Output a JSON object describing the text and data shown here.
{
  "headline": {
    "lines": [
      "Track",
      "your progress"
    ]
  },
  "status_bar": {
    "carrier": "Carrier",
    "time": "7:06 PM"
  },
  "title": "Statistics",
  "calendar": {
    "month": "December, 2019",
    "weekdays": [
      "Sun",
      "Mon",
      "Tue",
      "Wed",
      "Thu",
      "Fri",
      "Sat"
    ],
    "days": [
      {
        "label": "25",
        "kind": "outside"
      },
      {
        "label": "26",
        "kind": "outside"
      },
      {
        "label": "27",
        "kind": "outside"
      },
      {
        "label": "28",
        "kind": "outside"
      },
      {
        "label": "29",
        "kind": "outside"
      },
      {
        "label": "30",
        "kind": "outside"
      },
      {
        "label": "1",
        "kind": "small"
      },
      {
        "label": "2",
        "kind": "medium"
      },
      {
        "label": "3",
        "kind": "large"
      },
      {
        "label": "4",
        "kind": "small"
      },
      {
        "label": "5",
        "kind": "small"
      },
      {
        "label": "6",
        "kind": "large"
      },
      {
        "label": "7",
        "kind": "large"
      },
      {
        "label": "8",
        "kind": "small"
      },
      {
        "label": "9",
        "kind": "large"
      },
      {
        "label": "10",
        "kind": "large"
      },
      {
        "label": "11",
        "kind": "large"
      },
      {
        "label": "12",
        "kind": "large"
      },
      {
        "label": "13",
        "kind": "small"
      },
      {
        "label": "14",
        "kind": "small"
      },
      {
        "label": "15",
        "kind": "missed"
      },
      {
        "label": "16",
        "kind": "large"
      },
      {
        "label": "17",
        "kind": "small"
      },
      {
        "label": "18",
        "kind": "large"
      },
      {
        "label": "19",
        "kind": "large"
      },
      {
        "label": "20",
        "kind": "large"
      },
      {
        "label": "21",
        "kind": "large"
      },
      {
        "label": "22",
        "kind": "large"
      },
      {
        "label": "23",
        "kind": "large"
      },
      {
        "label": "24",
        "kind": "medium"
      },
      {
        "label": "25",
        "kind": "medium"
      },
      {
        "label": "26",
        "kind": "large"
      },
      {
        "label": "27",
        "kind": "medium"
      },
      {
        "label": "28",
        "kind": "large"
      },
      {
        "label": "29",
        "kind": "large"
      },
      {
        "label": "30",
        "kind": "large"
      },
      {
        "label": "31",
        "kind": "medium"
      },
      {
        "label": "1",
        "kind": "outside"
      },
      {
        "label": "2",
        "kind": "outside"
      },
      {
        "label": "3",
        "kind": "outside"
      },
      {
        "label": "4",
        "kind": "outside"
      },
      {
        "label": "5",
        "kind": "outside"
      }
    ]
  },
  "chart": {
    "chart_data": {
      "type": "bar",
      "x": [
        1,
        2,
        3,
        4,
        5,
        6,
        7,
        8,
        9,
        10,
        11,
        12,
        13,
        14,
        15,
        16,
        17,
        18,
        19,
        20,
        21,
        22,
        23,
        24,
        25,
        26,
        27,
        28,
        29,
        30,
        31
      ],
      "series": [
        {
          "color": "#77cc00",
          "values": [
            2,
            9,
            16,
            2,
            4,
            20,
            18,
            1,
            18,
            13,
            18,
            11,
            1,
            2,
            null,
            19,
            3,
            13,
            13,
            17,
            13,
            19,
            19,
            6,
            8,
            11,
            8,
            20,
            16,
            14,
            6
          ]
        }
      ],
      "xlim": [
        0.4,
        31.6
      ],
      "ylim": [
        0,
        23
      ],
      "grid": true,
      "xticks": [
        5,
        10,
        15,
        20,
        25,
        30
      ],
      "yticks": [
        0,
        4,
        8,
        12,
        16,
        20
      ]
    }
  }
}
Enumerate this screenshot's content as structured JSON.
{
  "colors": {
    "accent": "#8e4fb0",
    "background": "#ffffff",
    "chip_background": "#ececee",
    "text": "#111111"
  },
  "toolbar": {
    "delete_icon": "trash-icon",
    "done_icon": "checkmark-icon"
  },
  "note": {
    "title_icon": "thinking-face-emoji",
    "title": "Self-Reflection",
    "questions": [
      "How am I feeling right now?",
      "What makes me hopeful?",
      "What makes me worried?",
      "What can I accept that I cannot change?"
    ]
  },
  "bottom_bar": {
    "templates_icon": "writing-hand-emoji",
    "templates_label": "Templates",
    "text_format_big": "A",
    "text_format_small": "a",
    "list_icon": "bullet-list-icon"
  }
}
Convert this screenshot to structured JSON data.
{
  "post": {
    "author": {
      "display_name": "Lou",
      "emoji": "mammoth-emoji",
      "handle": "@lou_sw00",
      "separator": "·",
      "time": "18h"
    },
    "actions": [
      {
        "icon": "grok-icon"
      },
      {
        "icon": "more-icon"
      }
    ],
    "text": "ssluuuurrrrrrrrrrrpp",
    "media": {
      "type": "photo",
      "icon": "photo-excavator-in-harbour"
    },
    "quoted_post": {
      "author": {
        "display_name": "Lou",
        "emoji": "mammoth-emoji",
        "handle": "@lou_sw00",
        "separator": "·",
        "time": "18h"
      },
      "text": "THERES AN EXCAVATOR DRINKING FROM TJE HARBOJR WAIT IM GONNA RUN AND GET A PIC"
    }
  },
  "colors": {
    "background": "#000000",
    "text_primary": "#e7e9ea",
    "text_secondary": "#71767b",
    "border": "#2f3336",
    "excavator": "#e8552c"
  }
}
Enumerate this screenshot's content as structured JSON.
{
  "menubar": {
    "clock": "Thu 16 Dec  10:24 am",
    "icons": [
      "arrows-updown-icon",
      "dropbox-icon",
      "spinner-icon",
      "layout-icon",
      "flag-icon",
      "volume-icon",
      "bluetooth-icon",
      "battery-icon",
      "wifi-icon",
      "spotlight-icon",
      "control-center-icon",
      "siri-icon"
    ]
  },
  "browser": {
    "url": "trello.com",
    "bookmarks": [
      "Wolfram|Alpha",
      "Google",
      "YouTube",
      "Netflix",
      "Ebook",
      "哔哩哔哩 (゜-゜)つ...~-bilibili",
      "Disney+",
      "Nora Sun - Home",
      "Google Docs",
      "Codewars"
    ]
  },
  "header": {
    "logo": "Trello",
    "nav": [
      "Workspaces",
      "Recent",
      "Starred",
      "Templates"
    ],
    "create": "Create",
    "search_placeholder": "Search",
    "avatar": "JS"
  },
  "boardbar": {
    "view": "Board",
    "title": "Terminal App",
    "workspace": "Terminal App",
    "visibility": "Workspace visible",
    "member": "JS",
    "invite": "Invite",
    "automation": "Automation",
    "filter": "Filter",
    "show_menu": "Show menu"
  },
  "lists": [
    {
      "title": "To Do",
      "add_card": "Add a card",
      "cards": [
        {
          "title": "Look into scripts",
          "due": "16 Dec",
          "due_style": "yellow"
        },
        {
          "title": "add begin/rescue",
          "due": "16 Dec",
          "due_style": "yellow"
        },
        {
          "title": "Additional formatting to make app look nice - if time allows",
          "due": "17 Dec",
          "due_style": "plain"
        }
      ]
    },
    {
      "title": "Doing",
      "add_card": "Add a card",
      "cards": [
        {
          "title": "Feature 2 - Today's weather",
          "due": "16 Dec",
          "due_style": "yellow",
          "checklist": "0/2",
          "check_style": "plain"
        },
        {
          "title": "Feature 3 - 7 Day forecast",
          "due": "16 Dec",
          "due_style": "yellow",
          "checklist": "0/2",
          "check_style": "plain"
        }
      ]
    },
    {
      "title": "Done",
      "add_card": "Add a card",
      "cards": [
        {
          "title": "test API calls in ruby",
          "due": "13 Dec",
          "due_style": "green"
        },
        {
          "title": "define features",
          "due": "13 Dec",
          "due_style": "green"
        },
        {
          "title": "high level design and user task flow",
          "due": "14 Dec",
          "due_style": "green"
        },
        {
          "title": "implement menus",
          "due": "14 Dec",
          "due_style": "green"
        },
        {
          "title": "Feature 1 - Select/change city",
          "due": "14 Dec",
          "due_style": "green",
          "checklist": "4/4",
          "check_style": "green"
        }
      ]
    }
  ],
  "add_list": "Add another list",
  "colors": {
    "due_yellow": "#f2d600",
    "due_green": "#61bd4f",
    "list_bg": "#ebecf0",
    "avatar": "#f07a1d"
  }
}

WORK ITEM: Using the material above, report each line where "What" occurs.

COMPLETED EXERCISE:
      "What makes me hopeful?",
      "What makes me worried?",
      "What can I accept that I cannot change?"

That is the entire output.